=== INPUT DATA ===
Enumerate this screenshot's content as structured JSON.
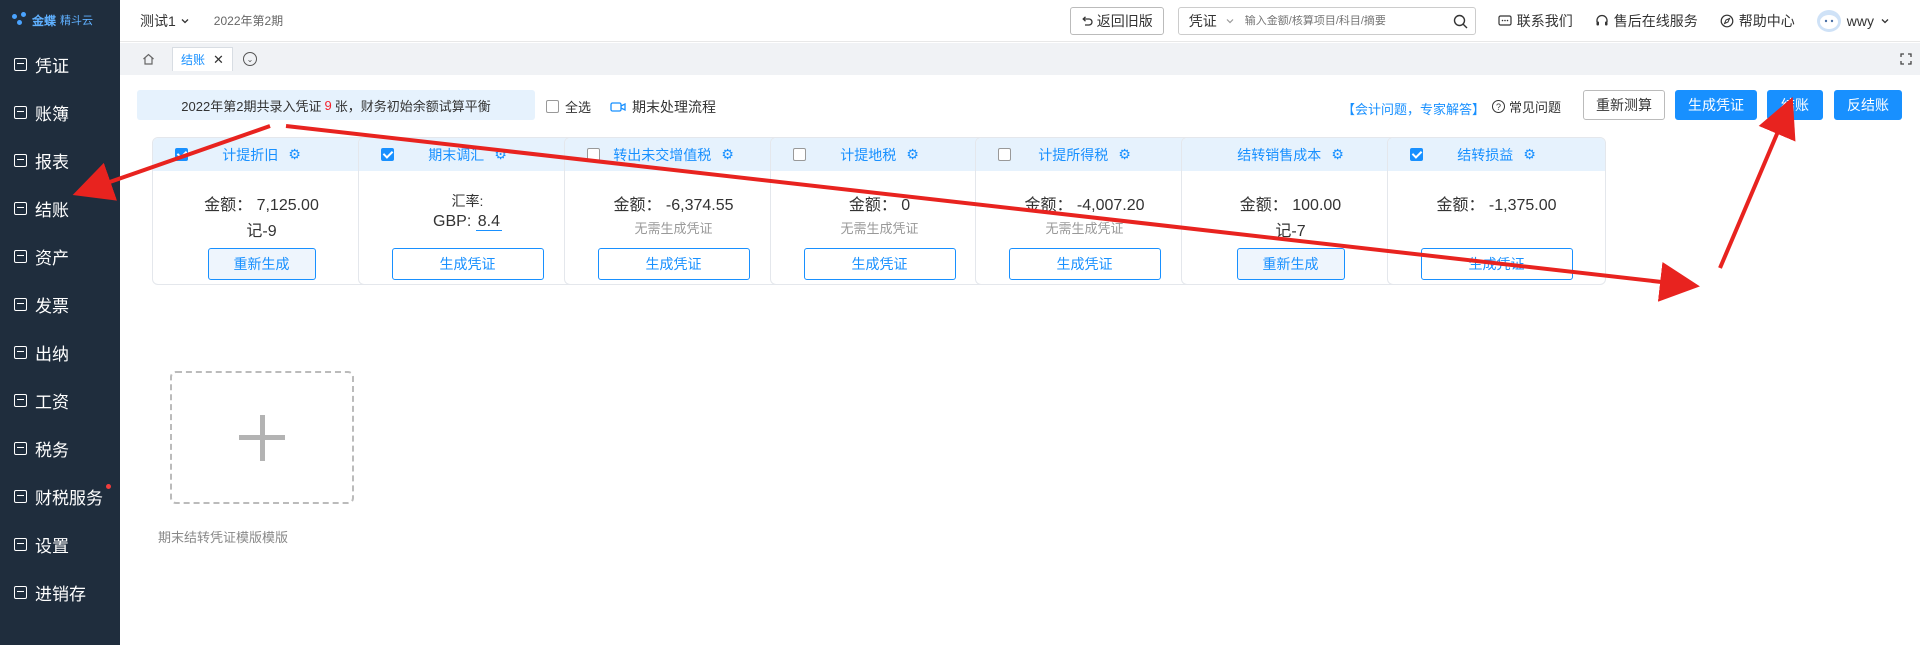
{
  "brand": {
    "name": "金蝶",
    "sub": "精斗云"
  },
  "sidebar": {
    "items": [
      {
        "label": "凭证",
        "icon": "voucher-icon"
      },
      {
        "label": "账簿",
        "icon": "ledger-icon"
      },
      {
        "label": "报表",
        "icon": "report-icon"
      },
      {
        "label": "结账",
        "icon": "closing-icon"
      },
      {
        "label": "资产",
        "icon": "asset-icon"
      },
      {
        "label": "发票",
        "icon": "invoice-icon"
      },
      {
        "label": "出纳",
        "icon": "cashier-icon"
      },
      {
        "label": "工资",
        "icon": "salary-icon"
      },
      {
        "label": "税务",
        "icon": "tax-icon"
      },
      {
        "label": "财税服务",
        "icon": "service-icon",
        "badge": true
      },
      {
        "label": "设置",
        "icon": "settings-icon"
      },
      {
        "label": "进销存",
        "icon": "inventory-icon"
      }
    ]
  },
  "header": {
    "account": "测试1",
    "period": "2022年第2期",
    "back_old": "返回旧版",
    "search_type": "凭证",
    "search_placeholder": "输入金额/核算项目/科目/摘要",
    "contact": "联系我们",
    "support": "售后在线服务",
    "help": "帮助中心",
    "user": "wwy"
  },
  "tabs": {
    "active": "结账"
  },
  "toolbar": {
    "summary_prefix": "2022年第2期共录入凭证",
    "summary_count": "9",
    "summary_suffix": "张，财务初始余额试算平衡",
    "select_all": "全选",
    "flow": "期末处理流程",
    "accounting_link": "【会计问题，专家解答】",
    "faq": "常见问题",
    "recalc": "重新测算",
    "gen_voucher": "生成凭证",
    "close": "结账",
    "unclose": "反结账"
  },
  "cards": [
    {
      "title": "计提折旧",
      "checked": true,
      "line1": "金额：  7,125.00",
      "line2": "记-9",
      "note": "",
      "button": "重新生成"
    },
    {
      "title": "期末调汇",
      "checked": true,
      "line1": "汇率:",
      "rate_currency": "GBP:",
      "rate_value": "8.4",
      "note": "",
      "button": "生成凭证"
    },
    {
      "title": "转出未交增值税",
      "checked": false,
      "line1": "金额：  -6,374.55",
      "line2": "",
      "note": "无需生成凭证",
      "button": "生成凭证"
    },
    {
      "title": "计提地税",
      "checked": false,
      "line1": "金额：  0",
      "line2": "",
      "note": "无需生成凭证",
      "button": "生成凭证"
    },
    {
      "title": "计提所得税",
      "checked": false,
      "line1": "金额：  -4,007.20",
      "line2": "",
      "note": "无需生成凭证",
      "button": "生成凭证"
    },
    {
      "title": "结转销售成本",
      "checked": null,
      "line1": "金额：  100.00",
      "line2": "记-7",
      "note": "",
      "button": "重新生成"
    },
    {
      "title": "结转损益",
      "checked": true,
      "line1": "金额：  -1,375.00",
      "line2": "",
      "note": "",
      "button": "生成凭证"
    }
  ],
  "add_template": {
    "label": "期末结转凭证模版模版"
  },
  "colors": {
    "sidebar": "#1f2d3d",
    "accent": "#1890ff",
    "annotation_arrow": "#e8231f"
  }
}
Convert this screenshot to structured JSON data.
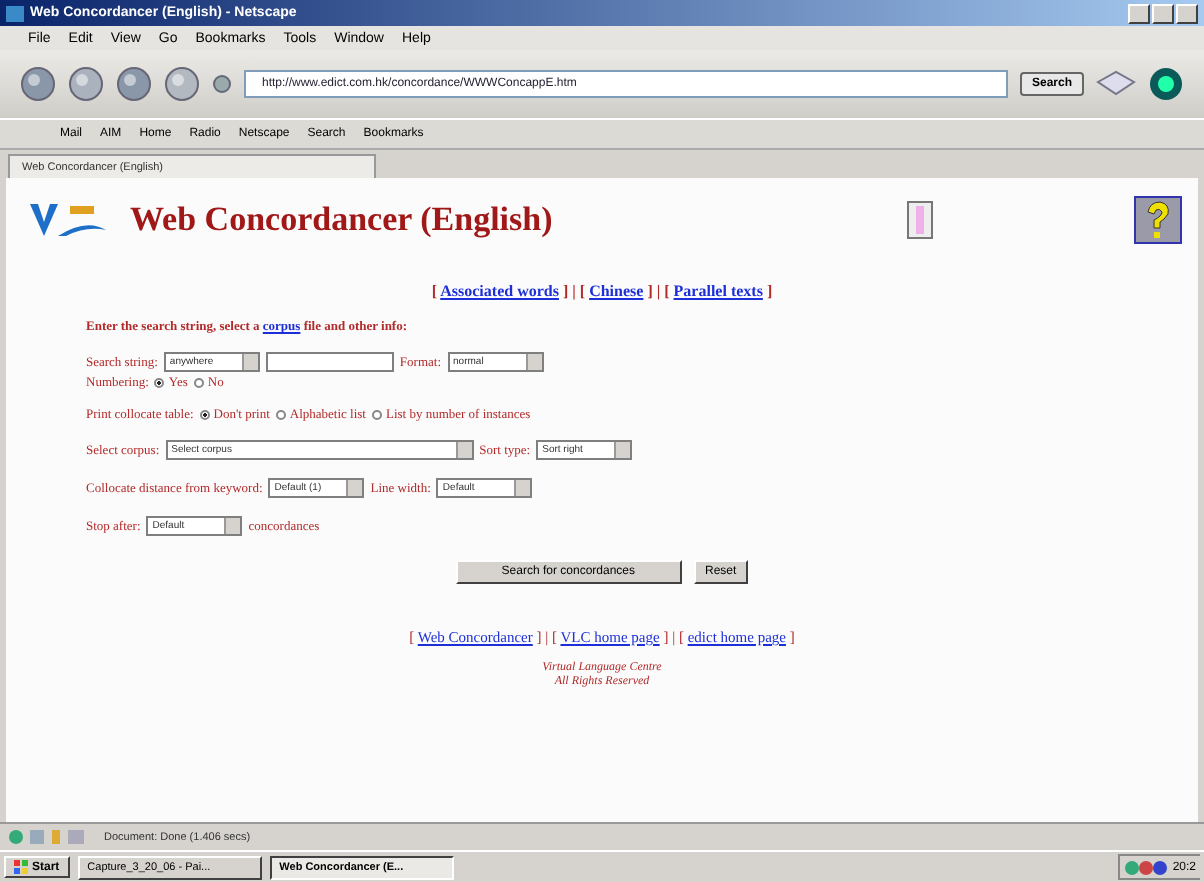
{
  "window": {
    "title": "Web Concordancer (English) - Netscape"
  },
  "menu": [
    "File",
    "Edit",
    "View",
    "Go",
    "Bookmarks",
    "Tools",
    "Window",
    "Help"
  ],
  "address": {
    "value": "http://www.edict.com.hk/concordance/WWWConcappE.htm"
  },
  "search_button": "Search",
  "personal_toolbar": [
    "Mail",
    "AIM",
    "Home",
    "Radio",
    "Netscape",
    "Search",
    "Bookmarks"
  ],
  "tabs": [
    {
      "label": "Web Concordancer (English)",
      "selected": true
    }
  ],
  "page": {
    "title": "Web Concordancer (English)",
    "top_links": [
      {
        "kind": "text",
        "text": "["
      },
      {
        "kind": "link",
        "text": "Associated words"
      },
      {
        "kind": "text",
        "text": "] | ["
      },
      {
        "kind": "link",
        "text": "Chinese"
      },
      {
        "kind": "text",
        "text": "] | ["
      },
      {
        "kind": "link",
        "text": "Parallel texts"
      },
      {
        "kind": "text",
        "text": "]"
      }
    ],
    "intro": {
      "before": "Enter the search string, select a ",
      "link": "corpus",
      "after": " file and other info:"
    },
    "sections": [
      {
        "rows": [
          [
            {
              "kind": "label",
              "text": "Search string:"
            },
            {
              "kind": "select",
              "value": "anywhere"
            },
            {
              "kind": "input"
            },
            {
              "kind": "label",
              "text": "Format:"
            },
            {
              "kind": "select",
              "value": "normal"
            }
          ],
          [
            {
              "kind": "label",
              "text": "Numbering:"
            },
            {
              "kind": "radio",
              "text": "Yes",
              "selected": true
            },
            {
              "kind": "radio",
              "text": "No",
              "selected": false
            }
          ]
        ]
      },
      {
        "rows": [
          [
            {
              "kind": "label",
              "text": "Print collocate table:"
            },
            {
              "kind": "radio",
              "text": "Don't print",
              "selected": true
            },
            {
              "kind": "radio",
              "text": "Alphabetic list",
              "selected": false
            },
            {
              "kind": "radio",
              "text": "List by number of instances",
              "selected": false
            }
          ]
        ]
      },
      {
        "rows": [
          [
            {
              "kind": "label",
              "text": "Select corpus:"
            },
            {
              "kind": "select",
              "value": "Select corpus",
              "wide": true
            },
            {
              "kind": "label",
              "text": "Sort type:"
            },
            {
              "kind": "select",
              "value": "Sort right"
            }
          ]
        ]
      },
      {
        "rows": [
          [
            {
              "kind": "label",
              "text": "Collocate distance from keyword:"
            },
            {
              "kind": "select",
              "value": "Default (1)"
            },
            {
              "kind": "label",
              "text": "Line width:"
            },
            {
              "kind": "select",
              "value": "Default"
            }
          ]
        ]
      },
      {
        "rows": [
          [
            {
              "kind": "label",
              "text": "Stop after:"
            },
            {
              "kind": "select",
              "value": "Default"
            },
            {
              "kind": "label",
              "text": "concordances"
            }
          ]
        ]
      }
    ],
    "buttons": [
      "Search for concordances",
      "Reset"
    ],
    "bottom_links": [
      {
        "kind": "text",
        "text": "["
      },
      {
        "kind": "link",
        "text": "Web Concordancer"
      },
      {
        "kind": "text",
        "text": "] | ["
      },
      {
        "kind": "link",
        "text": "VLC home page"
      },
      {
        "kind": "text",
        "text": "] | ["
      },
      {
        "kind": "link",
        "text": "edict home page"
      },
      {
        "kind": "text",
        "text": "]"
      }
    ],
    "credits": [
      "Virtual Language Centre",
      "All Rights Reserved"
    ]
  },
  "status_bar": {
    "text": "Document: Done (1.406 secs)"
  },
  "taskbar": {
    "start": "Start",
    "tasks": [
      {
        "label": "Capture_3_20_06 - Pai...",
        "selected": false
      },
      {
        "label": "Web Concordancer (E...",
        "selected": true
      }
    ],
    "clock": "20:2"
  }
}
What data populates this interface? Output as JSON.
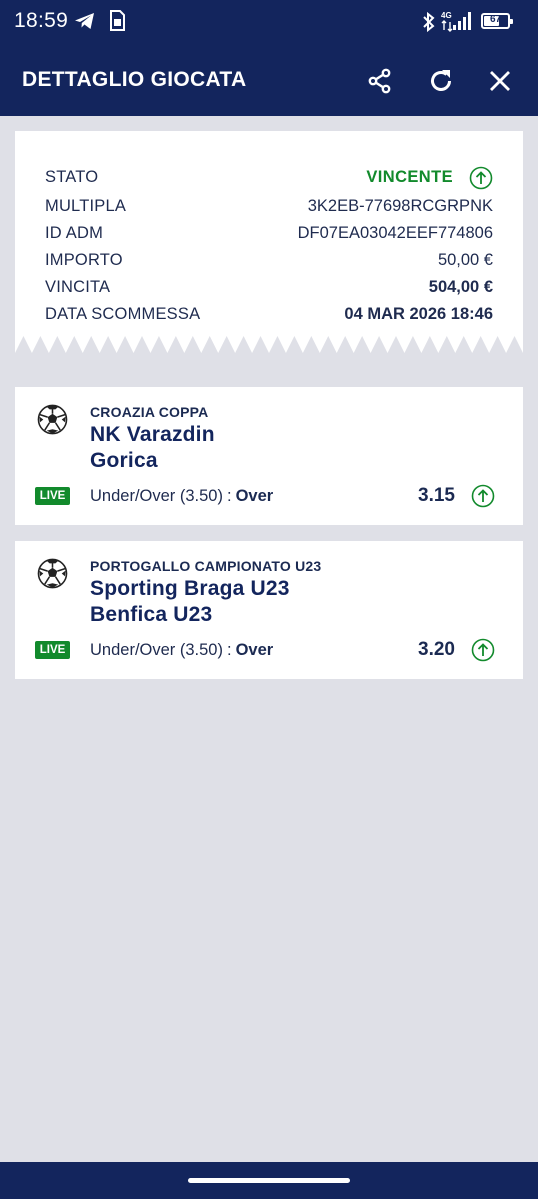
{
  "status_bar": {
    "time": "18:59",
    "network": "4G",
    "battery": "67",
    "battery_level": 0.67
  },
  "header": {
    "title": "DETTAGLIO GIOCATA",
    "icons": [
      "share-icon",
      "refresh-icon",
      "close-icon"
    ]
  },
  "details": {
    "rows": [
      {
        "label": "STATO",
        "value": "VINCENTE"
      },
      {
        "label": "MULTIPLA",
        "value": "3K2EB-77698RCGRPNK"
      },
      {
        "label": "ID ADM",
        "value": "DF07EA03042EEF774806"
      },
      {
        "label": "IMPORTO",
        "value": "50,00 €"
      },
      {
        "label": "VINCITA",
        "value": "504,00 €"
      },
      {
        "label": "DATA SCOMMESSA",
        "value": "04 MAR 2026 18:46"
      }
    ]
  },
  "bets": [
    {
      "league": "CROAZIA COPPA",
      "home": "NK Varazdin",
      "away": "Gorica",
      "live": "LIVE",
      "market": "Under/Over (3.50)",
      "separator": ":",
      "selection": "Over",
      "odd": "3.15"
    },
    {
      "league": "PORTOGALLO CAMPIONATO U23",
      "home": "Sporting Braga U23",
      "away": "Benfica U23",
      "live": "LIVE",
      "market": "Under/Over (3.50)",
      "separator": ":",
      "selection": "Over",
      "odd": "3.20"
    }
  ],
  "colors": {
    "navy": "#13255d",
    "green": "#128a2c",
    "background": "#dfe0e7"
  }
}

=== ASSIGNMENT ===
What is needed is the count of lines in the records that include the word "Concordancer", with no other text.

=== ANSWER AREA ===
5